    Sideshow visits the CIRKO Center for New Circus in Helsinki, a custom facility built into the shell of an old industrial building and housed on the site of a defunct gasworks.

    By John Ellingsworth on 11 May 2011 in Reviews

    I was told beforehand that Kimmo Pohjonen once mooned the Queen, or some Royal, at a Proms performance in London. I don't know for sure, but I can credit it. With a low mowhawk, bare arms and a sweeping dress he's salty, earthy, tanned, strong; onstage he has a clear, unwavering confidence in whatever he happens to be doing, which could feasibly include mooning the Queen.

    By John Ellingsworth on 10 May 2011 in Reviews

    At the start of Motet there are juggling balls of all sizes and colours lying on the stage, and it's very dark. Sakari Männistö, wearing voluminous, brocaded trousers, treads daintily among them, moving from one edge to another, staring out and not in, waiting for something perhaps.

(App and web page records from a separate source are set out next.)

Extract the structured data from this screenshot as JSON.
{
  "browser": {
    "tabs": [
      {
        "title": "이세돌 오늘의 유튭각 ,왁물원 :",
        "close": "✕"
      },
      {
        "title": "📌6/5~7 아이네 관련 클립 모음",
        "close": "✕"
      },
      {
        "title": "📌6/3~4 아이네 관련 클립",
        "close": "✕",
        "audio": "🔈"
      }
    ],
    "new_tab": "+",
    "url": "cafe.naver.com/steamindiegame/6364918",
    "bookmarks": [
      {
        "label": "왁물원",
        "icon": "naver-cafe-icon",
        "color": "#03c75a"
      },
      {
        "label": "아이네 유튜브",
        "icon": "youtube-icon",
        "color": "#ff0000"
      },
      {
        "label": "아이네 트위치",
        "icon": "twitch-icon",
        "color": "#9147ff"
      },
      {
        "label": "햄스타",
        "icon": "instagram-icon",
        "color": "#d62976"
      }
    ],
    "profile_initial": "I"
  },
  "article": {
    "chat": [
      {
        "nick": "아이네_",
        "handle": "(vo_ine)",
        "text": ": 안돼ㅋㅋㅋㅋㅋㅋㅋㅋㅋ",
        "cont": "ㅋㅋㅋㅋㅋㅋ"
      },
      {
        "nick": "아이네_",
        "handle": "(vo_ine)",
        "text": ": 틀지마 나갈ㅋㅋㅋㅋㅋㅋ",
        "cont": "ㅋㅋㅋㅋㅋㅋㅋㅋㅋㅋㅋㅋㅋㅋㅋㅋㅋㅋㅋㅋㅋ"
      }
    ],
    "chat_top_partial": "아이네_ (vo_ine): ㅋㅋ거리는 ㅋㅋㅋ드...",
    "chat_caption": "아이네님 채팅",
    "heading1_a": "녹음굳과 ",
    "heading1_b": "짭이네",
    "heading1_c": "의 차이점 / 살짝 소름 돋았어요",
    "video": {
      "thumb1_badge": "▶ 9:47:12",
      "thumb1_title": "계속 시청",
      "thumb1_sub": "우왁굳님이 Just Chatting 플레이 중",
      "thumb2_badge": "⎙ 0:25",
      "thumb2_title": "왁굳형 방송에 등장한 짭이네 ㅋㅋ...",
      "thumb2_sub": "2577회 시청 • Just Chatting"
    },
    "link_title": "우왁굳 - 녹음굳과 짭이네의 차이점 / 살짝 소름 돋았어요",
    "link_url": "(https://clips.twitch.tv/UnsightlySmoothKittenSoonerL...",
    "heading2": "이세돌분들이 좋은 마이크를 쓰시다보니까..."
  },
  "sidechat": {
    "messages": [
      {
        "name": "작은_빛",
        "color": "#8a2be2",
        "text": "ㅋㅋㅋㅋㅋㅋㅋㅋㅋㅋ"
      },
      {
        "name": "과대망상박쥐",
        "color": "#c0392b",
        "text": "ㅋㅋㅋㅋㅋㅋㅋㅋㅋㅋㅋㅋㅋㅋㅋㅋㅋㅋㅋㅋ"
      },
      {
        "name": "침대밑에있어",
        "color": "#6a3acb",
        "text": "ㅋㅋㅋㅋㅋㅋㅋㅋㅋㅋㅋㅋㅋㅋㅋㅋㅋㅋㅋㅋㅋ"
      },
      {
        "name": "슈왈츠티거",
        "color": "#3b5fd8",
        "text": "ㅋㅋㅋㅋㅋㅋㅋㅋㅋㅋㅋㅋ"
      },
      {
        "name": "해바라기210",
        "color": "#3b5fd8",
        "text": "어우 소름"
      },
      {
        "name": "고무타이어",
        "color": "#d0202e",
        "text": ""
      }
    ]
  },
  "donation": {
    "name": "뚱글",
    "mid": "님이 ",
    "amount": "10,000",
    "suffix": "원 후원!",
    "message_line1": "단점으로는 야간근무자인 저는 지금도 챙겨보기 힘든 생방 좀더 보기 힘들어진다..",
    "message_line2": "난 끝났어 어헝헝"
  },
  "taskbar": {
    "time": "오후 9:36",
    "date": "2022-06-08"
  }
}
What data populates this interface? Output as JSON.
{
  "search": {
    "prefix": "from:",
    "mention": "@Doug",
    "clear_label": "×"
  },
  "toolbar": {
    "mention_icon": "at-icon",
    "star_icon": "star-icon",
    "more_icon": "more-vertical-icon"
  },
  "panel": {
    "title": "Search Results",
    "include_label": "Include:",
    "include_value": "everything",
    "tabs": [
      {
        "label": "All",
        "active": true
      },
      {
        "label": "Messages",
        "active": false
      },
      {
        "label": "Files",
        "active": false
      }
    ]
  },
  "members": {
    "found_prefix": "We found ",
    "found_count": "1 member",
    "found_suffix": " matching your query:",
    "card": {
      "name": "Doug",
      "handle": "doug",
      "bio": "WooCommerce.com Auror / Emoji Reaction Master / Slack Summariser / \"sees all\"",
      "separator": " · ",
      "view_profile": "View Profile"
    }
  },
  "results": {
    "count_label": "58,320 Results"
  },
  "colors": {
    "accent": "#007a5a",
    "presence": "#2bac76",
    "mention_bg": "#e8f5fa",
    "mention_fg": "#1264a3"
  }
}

    By John Ellingsworth on 28 May 2010 in Features

    'I go to Stoa; a cold afternoon, a light rain. Walking out the back of the building where they load and unload the stage equipment there's a rank of entranceways with drawn-down metal shutters. No numbers or signs to differentiate the doors, but something catches the eye out on the concrete steps in front of one: two big lumps of ice, not sculpted, side-by-side, creature-like with melted runnels and reaching limbs. They're a little beautiful, and a little ugly, not really scintillating now in the weak sun, and they put me in mind of a throwaway replica of the stone statuettes that certain families place at the end of drives or on porches: for the time being at least, Compagnie Non Nova lives here.'

    Sideshow goes to Helsinki to see Philippe Ménard's Position Parallèle au Plancher, a work of fear, elation and longing played out within a stark landscape of ice.

    By John Ellingsworth on 17 May 2010 in Reviews

    There's a disorienting scene in Mue where a woman with a mask on the back of her head—a mask with shoulder-length hair that obscures her ordinary face—climbs a rope, straddles and inverts and turns.

    By John Ellingsworth on 15 May 2010 in Reviews

    By the end the stage floor is torn up, the Chinese pole has been felled, feathers and tyres are everywhere. The set is a wreck, but then it always was...